**Exercise prompt:** Where does the string "Local" appear? Copy every line of the entries below that holds it.

**Extracted records:**

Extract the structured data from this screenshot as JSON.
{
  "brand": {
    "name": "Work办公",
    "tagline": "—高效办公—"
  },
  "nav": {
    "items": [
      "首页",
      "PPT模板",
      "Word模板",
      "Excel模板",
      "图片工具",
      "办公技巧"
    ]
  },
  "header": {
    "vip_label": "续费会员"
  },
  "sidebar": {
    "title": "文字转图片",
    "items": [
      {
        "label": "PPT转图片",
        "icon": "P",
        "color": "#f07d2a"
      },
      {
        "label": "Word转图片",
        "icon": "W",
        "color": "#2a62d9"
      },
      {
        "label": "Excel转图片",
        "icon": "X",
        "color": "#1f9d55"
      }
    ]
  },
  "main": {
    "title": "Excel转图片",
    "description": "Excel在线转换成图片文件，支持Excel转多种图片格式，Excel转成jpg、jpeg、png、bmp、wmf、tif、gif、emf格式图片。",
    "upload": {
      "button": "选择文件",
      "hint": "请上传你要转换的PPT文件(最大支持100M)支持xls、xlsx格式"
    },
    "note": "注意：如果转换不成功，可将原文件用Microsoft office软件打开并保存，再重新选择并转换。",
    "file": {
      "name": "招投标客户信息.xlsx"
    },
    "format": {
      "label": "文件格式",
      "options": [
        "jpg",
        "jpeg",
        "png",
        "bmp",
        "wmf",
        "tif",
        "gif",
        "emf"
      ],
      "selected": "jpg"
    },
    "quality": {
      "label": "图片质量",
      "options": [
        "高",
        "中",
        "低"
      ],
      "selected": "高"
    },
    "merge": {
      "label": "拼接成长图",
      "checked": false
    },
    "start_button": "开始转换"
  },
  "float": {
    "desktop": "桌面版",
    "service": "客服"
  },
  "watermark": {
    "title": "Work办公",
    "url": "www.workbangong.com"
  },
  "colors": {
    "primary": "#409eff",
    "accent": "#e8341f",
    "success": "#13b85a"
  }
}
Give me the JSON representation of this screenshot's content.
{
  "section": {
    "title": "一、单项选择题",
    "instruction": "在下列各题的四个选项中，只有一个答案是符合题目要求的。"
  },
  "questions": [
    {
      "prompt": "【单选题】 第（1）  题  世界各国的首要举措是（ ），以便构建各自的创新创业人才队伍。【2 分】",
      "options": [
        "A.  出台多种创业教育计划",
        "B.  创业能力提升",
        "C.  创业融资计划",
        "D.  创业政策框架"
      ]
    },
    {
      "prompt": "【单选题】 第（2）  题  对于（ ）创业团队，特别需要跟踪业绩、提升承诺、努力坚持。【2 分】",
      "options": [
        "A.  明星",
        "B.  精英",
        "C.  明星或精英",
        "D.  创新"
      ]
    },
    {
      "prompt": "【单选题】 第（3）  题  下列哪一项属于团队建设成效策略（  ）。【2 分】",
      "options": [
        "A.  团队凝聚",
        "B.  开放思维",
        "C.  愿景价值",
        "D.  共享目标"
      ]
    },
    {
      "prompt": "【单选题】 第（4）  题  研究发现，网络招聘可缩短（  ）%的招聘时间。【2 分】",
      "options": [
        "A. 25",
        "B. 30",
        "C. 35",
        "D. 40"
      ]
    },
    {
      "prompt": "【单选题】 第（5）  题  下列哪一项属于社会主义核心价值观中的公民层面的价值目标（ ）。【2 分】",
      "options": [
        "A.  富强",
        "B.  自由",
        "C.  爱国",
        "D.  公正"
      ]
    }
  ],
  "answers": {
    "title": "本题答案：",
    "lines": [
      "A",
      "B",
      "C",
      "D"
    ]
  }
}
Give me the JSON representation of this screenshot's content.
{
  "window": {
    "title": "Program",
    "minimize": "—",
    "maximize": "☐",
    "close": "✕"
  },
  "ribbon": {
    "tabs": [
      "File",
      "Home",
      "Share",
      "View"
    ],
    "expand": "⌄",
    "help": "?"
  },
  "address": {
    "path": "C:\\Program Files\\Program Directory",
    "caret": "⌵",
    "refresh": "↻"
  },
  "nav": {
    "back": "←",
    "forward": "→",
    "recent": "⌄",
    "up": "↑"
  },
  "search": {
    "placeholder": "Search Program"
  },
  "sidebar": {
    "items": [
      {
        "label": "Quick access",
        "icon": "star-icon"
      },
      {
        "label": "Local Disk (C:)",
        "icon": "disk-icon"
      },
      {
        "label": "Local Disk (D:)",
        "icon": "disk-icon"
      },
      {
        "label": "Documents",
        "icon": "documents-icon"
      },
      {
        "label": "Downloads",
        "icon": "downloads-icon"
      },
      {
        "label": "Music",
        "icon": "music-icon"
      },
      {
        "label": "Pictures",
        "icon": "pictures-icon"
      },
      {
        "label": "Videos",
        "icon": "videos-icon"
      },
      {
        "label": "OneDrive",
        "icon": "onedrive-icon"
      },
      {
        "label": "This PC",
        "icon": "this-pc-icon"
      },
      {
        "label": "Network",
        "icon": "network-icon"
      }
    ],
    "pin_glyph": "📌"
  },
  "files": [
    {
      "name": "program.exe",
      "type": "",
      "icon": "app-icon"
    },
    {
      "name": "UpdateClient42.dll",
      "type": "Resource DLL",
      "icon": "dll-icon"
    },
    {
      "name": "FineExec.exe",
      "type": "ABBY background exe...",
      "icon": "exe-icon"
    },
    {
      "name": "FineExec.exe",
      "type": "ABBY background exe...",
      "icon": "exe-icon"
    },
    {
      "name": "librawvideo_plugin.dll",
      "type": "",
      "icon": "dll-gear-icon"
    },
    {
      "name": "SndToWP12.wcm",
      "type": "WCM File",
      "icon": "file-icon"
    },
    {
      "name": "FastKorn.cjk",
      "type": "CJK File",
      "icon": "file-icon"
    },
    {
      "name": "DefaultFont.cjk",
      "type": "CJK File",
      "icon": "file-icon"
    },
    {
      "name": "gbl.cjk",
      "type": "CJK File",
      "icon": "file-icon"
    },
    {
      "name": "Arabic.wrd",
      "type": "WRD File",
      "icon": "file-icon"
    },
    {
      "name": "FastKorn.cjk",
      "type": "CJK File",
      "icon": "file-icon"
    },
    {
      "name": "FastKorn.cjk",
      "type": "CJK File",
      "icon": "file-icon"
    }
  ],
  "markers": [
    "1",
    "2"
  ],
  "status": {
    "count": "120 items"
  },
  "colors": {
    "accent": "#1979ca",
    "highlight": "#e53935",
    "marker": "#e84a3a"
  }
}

**Output for this task:**
        "label": "Local Disk (C:)",
        "label": "Local Disk (D:)",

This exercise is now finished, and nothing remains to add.